> What to do:
In the entries below, every line that contains "checkin" must be located and copied.

━━━ Data provided

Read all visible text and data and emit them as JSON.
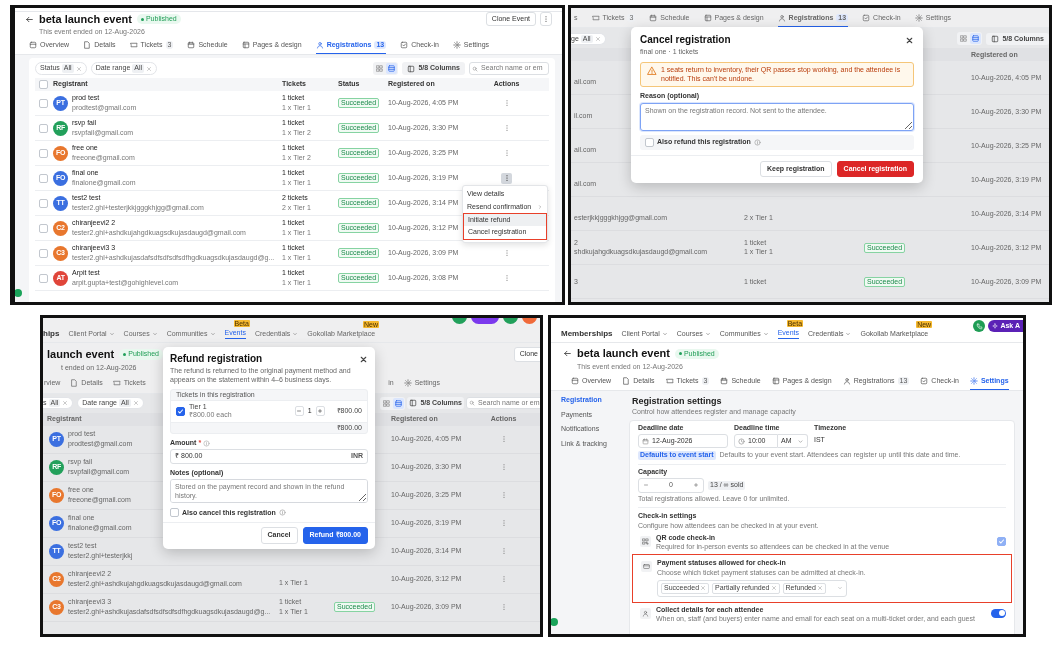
{
  "panels": [
    {
      "kind": "registrations",
      "event": {
        "back": true,
        "title": "beta launch event",
        "status": "Published",
        "subtitle": "This event ended on 12-Aug-2026"
      },
      "clone_button": "Clone Event",
      "more_button": true,
      "tabs": [
        {
          "label": "Overview",
          "kind": "overview",
          "selected": false
        },
        {
          "label": "Details",
          "kind": "details",
          "selected": false
        },
        {
          "label": "Tickets",
          "kind": "tickets",
          "count": "3",
          "selected": false
        },
        {
          "label": "Schedule",
          "kind": "schedule",
          "selected": false
        },
        {
          "label": "Pages & design",
          "kind": "pages",
          "selected": false
        },
        {
          "label": "Registrations",
          "kind": "registrations",
          "count": "13",
          "selected": true
        },
        {
          "label": "Check-in",
          "kind": "checkin",
          "selected": false
        },
        {
          "label": "Settings",
          "kind": "settings",
          "selected": false
        }
      ],
      "filters": [
        {
          "label": "Status",
          "value": "All"
        },
        {
          "label": "Date range",
          "value": "All"
        }
      ],
      "views": [
        {
          "kind": "grid",
          "selected": false
        },
        {
          "kind": "list",
          "selected": true
        }
      ],
      "columns_button": "5/8 Columns",
      "search": {
        "placeholder": "Search name or em"
      },
      "table": {
        "select_all": {
          "checked": false
        },
        "columns": {
          "registrant": "Registrant",
          "tickets": "Tickets",
          "status": "Status",
          "registered_on": "Registered on",
          "actions": "Actions"
        },
        "rows": [
          {
            "checked": false,
            "initials": "PT",
            "color": "#3b6fe0",
            "name": "prod test",
            "email": "prodtest@gmail.com",
            "tickets": "1 ticket",
            "tickets_detail": "1 x Tier 1",
            "status": "Succeeded",
            "registered_on": "10-Aug-2026, 4:05 PM",
            "menu_open": false
          },
          {
            "checked": false,
            "initials": "RF",
            "color": "#22a05b",
            "name": "rsvp fail",
            "email": "rsvpfail@gmail.com",
            "tickets": "1 ticket",
            "tickets_detail": "1 x Tier 2",
            "status": "Succeeded",
            "registered_on": "10-Aug-2026, 3:30 PM",
            "menu_open": false
          },
          {
            "checked": false,
            "initials": "FO",
            "color": "#e8772e",
            "name": "free one",
            "email": "freeone@gmail.com",
            "tickets": "1 ticket",
            "tickets_detail": "1 x Tier 2",
            "status": "Succeeded",
            "registered_on": "10-Aug-2026, 3:25 PM",
            "menu_open": false
          },
          {
            "checked": false,
            "initials": "FO",
            "color": "#3b6fe0",
            "name": "final one",
            "email": "finalone@gmail.com",
            "tickets": "1 ticket",
            "tickets_detail": "1 x Tier 1",
            "status": "Succeeded",
            "registered_on": "10-Aug-2026, 3:19 PM",
            "menu_open": true
          },
          {
            "checked": false,
            "initials": "TT",
            "color": "#3b6fe0",
            "name": "test2 test",
            "email": "tester2.ghl+testerjkkjgggkhjgg@gmail.com",
            "tickets": "2 tickets",
            "tickets_detail": "2 x Tier 1",
            "status": "Succeeded",
            "registered_on": "10-Aug-2026, 3:14 PM"
          },
          {
            "checked": false,
            "initials": "C2",
            "color": "#e8772e",
            "name": "chiranjeevi2 2",
            "email": "tester2.ghl+ashdkujahgdkuagsdkujasdaugd@gmail.com",
            "tickets": "1 ticket",
            "tickets_detail": "1 x Tier 1",
            "status": "Succeeded",
            "registered_on": "10-Aug-2026, 3:12 PM"
          },
          {
            "checked": false,
            "initials": "C3",
            "color": "#e8772e",
            "name": "chiranjeevi3 3",
            "email": "tester2.ghl+ashdkujasdafsdfsdfsdfsdfhgdkuagsdkujasdaugd@g...",
            "tickets": "1 ticket",
            "tickets_detail": "1 x Tier 1",
            "status": "Succeeded",
            "registered_on": "10-Aug-2026, 3:09 PM",
            "menu_open": false
          },
          {
            "checked": false,
            "initials": "AT",
            "color": "#e0453a",
            "name": "Arpit test",
            "email": "arpit.gupta+test@gohighlevel.com",
            "tickets": "1 ticket",
            "tickets_detail": "1 x Tier 1",
            "status": "Succeeded",
            "registered_on": "10-Aug-2026, 3:08 PM",
            "menu_open": false
          }
        ]
      },
      "row_menu": {
        "items": [
          {
            "label": "View details",
            "submenu": false,
            "highlighted": false,
            "annotated": false
          },
          {
            "label": "Resend confirmation",
            "submenu": true,
            "highlighted": false,
            "annotated": false
          },
          {
            "label": "Initiate refund",
            "submenu": false,
            "highlighted": true,
            "annotated": true
          },
          {
            "label": "Cancel registration",
            "submenu": false,
            "highlighted": false,
            "annotated": true
          }
        ]
      }
    },
    {
      "kind": "cancel_dialog",
      "background": {
        "tabs": [
          {
            "label": "s",
            "kind": "none",
            "selected": false
          },
          {
            "label": "Tickets",
            "kind": "tickets",
            "count": "3",
            "selected": false
          },
          {
            "label": "Schedule",
            "kind": "schedule",
            "selected": false
          },
          {
            "label": "Pages & design",
            "kind": "pages",
            "selected": false
          },
          {
            "label": "Registrations",
            "kind": "registrations",
            "count": "13",
            "selected": true
          },
          {
            "label": "Check-in",
            "kind": "checkin",
            "selected": false
          },
          {
            "label": "Settings",
            "kind": "settings",
            "selected": false
          }
        ],
        "filters": [
          {
            "label": "ge",
            "value": "All"
          }
        ],
        "views": [
          {
            "kind": "grid",
            "selected": false
          },
          {
            "kind": "list",
            "selected": true
          }
        ],
        "columns_button": "5/8 Columns",
        "table": {
          "columns": {
            "registered_on": "Registered on"
          },
          "rows": [
            {
              "email": "ail.com",
              "registered_on": "10-Aug-2026, 4:05 PM"
            },
            {
              "email": "il.com",
              "registered_on": "10-Aug-2026, 3:30 PM"
            },
            {
              "email": "ail.com",
              "registered_on": "10-Aug-2026, 3:25 PM"
            },
            {
              "email": "ail.com",
              "registered_on": "10-Aug-2026, 3:19 PM"
            },
            {
              "email": "esterjkkjgggkhjgg@gmail.com",
              "tickets_detail": "2 x Tier 1",
              "registered_on": "10-Aug-2026, 3:14 PM"
            },
            {
              "name": "2",
              "email": "shdkujahgdkuagsdkujasdaugd@gmail.com",
              "tickets": "1 ticket",
              "tickets_detail": "1 x Tier 1",
              "status": "Succeeded",
              "registered_on": "10-Aug-2026, 3:12 PM"
            },
            {
              "name": "3",
              "tickets": "1 ticket",
              "status": "Succeeded",
              "registered_on": "10-Aug-2026, 3:09 PM"
            }
          ]
        }
      },
      "dialog": {
        "title": "Cancel registration",
        "subtitle": "final one · 1 tickets",
        "warning": "1 seats return to inventory, their QR passes stop working, and the attendee is notified. This can't be undone.",
        "reason": {
          "label": "Reason (optional)",
          "placeholder": "Shown on the registration record. Not sent to the attendee.",
          "focused": true
        },
        "option": {
          "label": "Also refund this registration",
          "checked": false
        },
        "buttons": [
          {
            "label": "Keep registration",
            "kind": "secondary"
          },
          {
            "label": "Cancel registration",
            "kind": "danger"
          }
        ]
      }
    },
    {
      "kind": "refund_dialog",
      "background": {
        "nav": [
          {
            "label": "hips",
            "kind": "brand"
          },
          {
            "label": "Client Portal",
            "kind": "link",
            "dropdown": true,
            "selected": false
          },
          {
            "label": "Courses",
            "kind": "link",
            "dropdown": true,
            "selected": false
          },
          {
            "label": "Communities",
            "kind": "link",
            "dropdown": true,
            "selected": false
          },
          {
            "label": "Events",
            "kind": "link",
            "dropdown": false,
            "selected": true,
            "badge": "Beta"
          },
          {
            "label": "Credentials",
            "kind": "link",
            "dropdown": true,
            "selected": false
          },
          {
            "label": "Gokollab Marketplace",
            "kind": "link",
            "dropdown": false,
            "selected": false,
            "badge": "New"
          }
        ],
        "event": {
          "title": "launch event",
          "status": "Published",
          "subtitle": "t ended on 12-Aug-2026"
        },
        "clone_button": "Clone",
        "tabs": [
          {
            "label": "rview",
            "kind": "none",
            "selected": false
          },
          {
            "label": "Details",
            "kind": "details",
            "selected": false
          },
          {
            "label": "Tickets",
            "kind": "tickets",
            "selected": false
          },
          {
            "label": "in",
            "kind": "none",
            "selected": false
          },
          {
            "label": "Settings",
            "kind": "settings",
            "selected": false
          }
        ],
        "filters": [
          {
            "label": "s",
            "value": "All"
          },
          {
            "label": "Date range",
            "value": "All"
          }
        ],
        "views": [
          {
            "kind": "grid",
            "selected": false
          },
          {
            "kind": "list",
            "selected": true
          }
        ],
        "columns_button": "5/8 Columns",
        "search": {
          "placeholder": "Search name or em"
        },
        "table": {
          "columns": {
            "registrant": "Registrant",
            "registered_on": "Registered on",
            "actions": "Actions"
          },
          "rows": [
            {
              "initials": "PT",
              "color": "#3b6fe0",
              "name": "prod test",
              "email": "prodtest@gmail.com",
              "registered_on": "10-Aug-2026, 4:05 PM",
              "menu_open": false
            },
            {
              "initials": "RF",
              "color": "#22a05b",
              "name": "rsvp fail",
              "email": "rsvpfail@gmail.com",
              "registered_on": "10-Aug-2026, 3:30 PM",
              "menu_open": false
            },
            {
              "initials": "FO",
              "color": "#e8772e",
              "name": "free one",
              "email": "freeone@gmail.com",
              "registered_on": "10-Aug-2026, 3:25 PM",
              "menu_open": false
            },
            {
              "initials": "FO",
              "color": "#3b6fe0",
              "name": "final one",
              "email": "finalone@gmail.com",
              "registered_on": "10-Aug-2026, 3:19 PM",
              "menu_open": false
            },
            {
              "initials": "TT",
              "color": "#3b6fe0",
              "name": "test2 test",
              "email": "tester2.ghl+testerjkkj",
              "registered_on": "10-Aug-2026, 3:14 PM",
              "menu_open": false
            },
            {
              "initials": "C2",
              "color": "#e8772e",
              "name": "chiranjeevi2 2",
              "email": "tester2.ghl+ashdkujahgdkuagsdkujasdaugd@gmail.com",
              "tickets_detail": "1 x Tier 1",
              "registered_on": "10-Aug-2026, 3:12 PM",
              "menu_open": false
            },
            {
              "initials": "C3",
              "color": "#e8772e",
              "name": "chiranjeevi3 3",
              "email": "tester2.ghl+ashdkujasdafsdfsdfsdfsdfhgdkuagsdkujasdaugd@g...",
              "tickets": "1 ticket",
              "tickets_detail": "1 x Tier 1",
              "status": "Succeeded",
              "registered_on": "10-Aug-2026, 3:09 PM",
              "menu_open": false
            }
          ]
        }
      },
      "dialog": {
        "title": "Refund registration",
        "description": "The refund is returned to the original payment method and appears on the statement within 4–6 business days.",
        "tickets": {
          "header": "Tickets in this registration",
          "items": [
            {
              "name": "Tier 1",
              "price": "₹800.00 each",
              "checked": true,
              "quantity": "1",
              "amount": "₹800.00"
            }
          ],
          "total": "₹800.00"
        },
        "amount": {
          "label": "Amount",
          "required_mark": "*",
          "prefix": "₹",
          "value": "800.00",
          "currency": "INR"
        },
        "notes": {
          "label": "Notes (optional)",
          "placeholder": "Stored on the payment record and shown in the refund history."
        },
        "option": {
          "label": "Also cancel this registration",
          "checked": false
        },
        "buttons": [
          {
            "label": "Cancel",
            "kind": "secondary"
          },
          {
            "label": "Refund ₹800.00",
            "kind": "primary"
          }
        ]
      }
    },
    {
      "kind": "settings",
      "nav": [
        {
          "label": "Memberships",
          "kind": "brand"
        },
        {
          "label": "Client Portal",
          "kind": "link",
          "dropdown": true,
          "selected": false
        },
        {
          "label": "Courses",
          "kind": "link",
          "dropdown": true,
          "selected": false
        },
        {
          "label": "Communities",
          "kind": "link",
          "dropdown": true,
          "selected": false
        },
        {
          "label": "Events",
          "kind": "link",
          "dropdown": false,
          "selected": true,
          "badge": "Beta"
        },
        {
          "label": "Credentials",
          "kind": "link",
          "dropdown": true,
          "selected": false
        },
        {
          "label": "Gokollab Marketplace",
          "kind": "link",
          "dropdown": false,
          "selected": false,
          "badge": "New"
        }
      ],
      "ask_button": "Ask A",
      "event": {
        "back": true,
        "title": "beta launch event",
        "status": "Published",
        "subtitle": "This event ended on 12-Aug-2026"
      },
      "tabs": [
        {
          "label": "Overview",
          "kind": "overview",
          "selected": false
        },
        {
          "label": "Details",
          "kind": "details",
          "selected": false
        },
        {
          "label": "Tickets",
          "kind": "tickets",
          "count": "3",
          "selected": false
        },
        {
          "label": "Schedule",
          "kind": "schedule",
          "selected": false
        },
        {
          "label": "Pages & design",
          "kind": "pages",
          "selected": false
        },
        {
          "label": "Registrations",
          "kind": "registrations",
          "count": "13",
          "selected": false
        },
        {
          "label": "Check-in",
          "kind": "checkin",
          "selected": false
        },
        {
          "label": "Settings",
          "kind": "settings",
          "selected": true
        }
      ],
      "settings_menu": [
        {
          "label": "Registration",
          "selected": true
        },
        {
          "label": "Payments",
          "selected": false
        },
        {
          "label": "Notifications",
          "selected": false
        },
        {
          "label": "Link & tracking",
          "selected": false
        }
      ],
      "section": {
        "title": "Registration settings",
        "description": "Control how attendees register and manage capacity"
      },
      "deadline_date": {
        "label": "Deadline date",
        "value": "12-Aug-2026"
      },
      "deadline_time": {
        "label": "Deadline time",
        "value": "10:00",
        "period": "AM"
      },
      "timezone": {
        "label": "Timezone",
        "value": "IST"
      },
      "deadline_badge": "Defaults to event start",
      "deadline_hint": "Defaults to your event start. Attendees can register up until this date and time.",
      "capacity": {
        "label": "Capacity",
        "value": "0",
        "sold": "13 / ∞ sold",
        "hint": "Total registrations allowed. Leave 0 for unlimited."
      },
      "checkin": {
        "title": "Check-in settings",
        "description": "Configure how attendees can be checked in at your event.",
        "options": [
          {
            "kind": "checkbox",
            "title": "QR code check-in",
            "description": "Required for in-person events so attendees can be checked in at the venue",
            "checked": true,
            "annotated": false
          },
          {
            "kind": "multiselect",
            "title": "Payment statuses allowed for check-in",
            "description": "Choose which ticket payment statuses can be admitted at check-in.",
            "chips": [
              "Succeeded",
              "Partially refunded",
              "Refunded"
            ],
            "annotated": true
          },
          {
            "kind": "toggle",
            "title": "Collect details for each attendee",
            "description": "When on, staff (and buyers) enter name and email for each seat on a multi-ticket order, and each guest",
            "on": true,
            "annotated": false
          }
        ]
      }
    }
  ]
}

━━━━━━

> Task solution:
          "kind": "checkin",
            "kind": "checkin",
          "kind": "checkin",
      "checkin": {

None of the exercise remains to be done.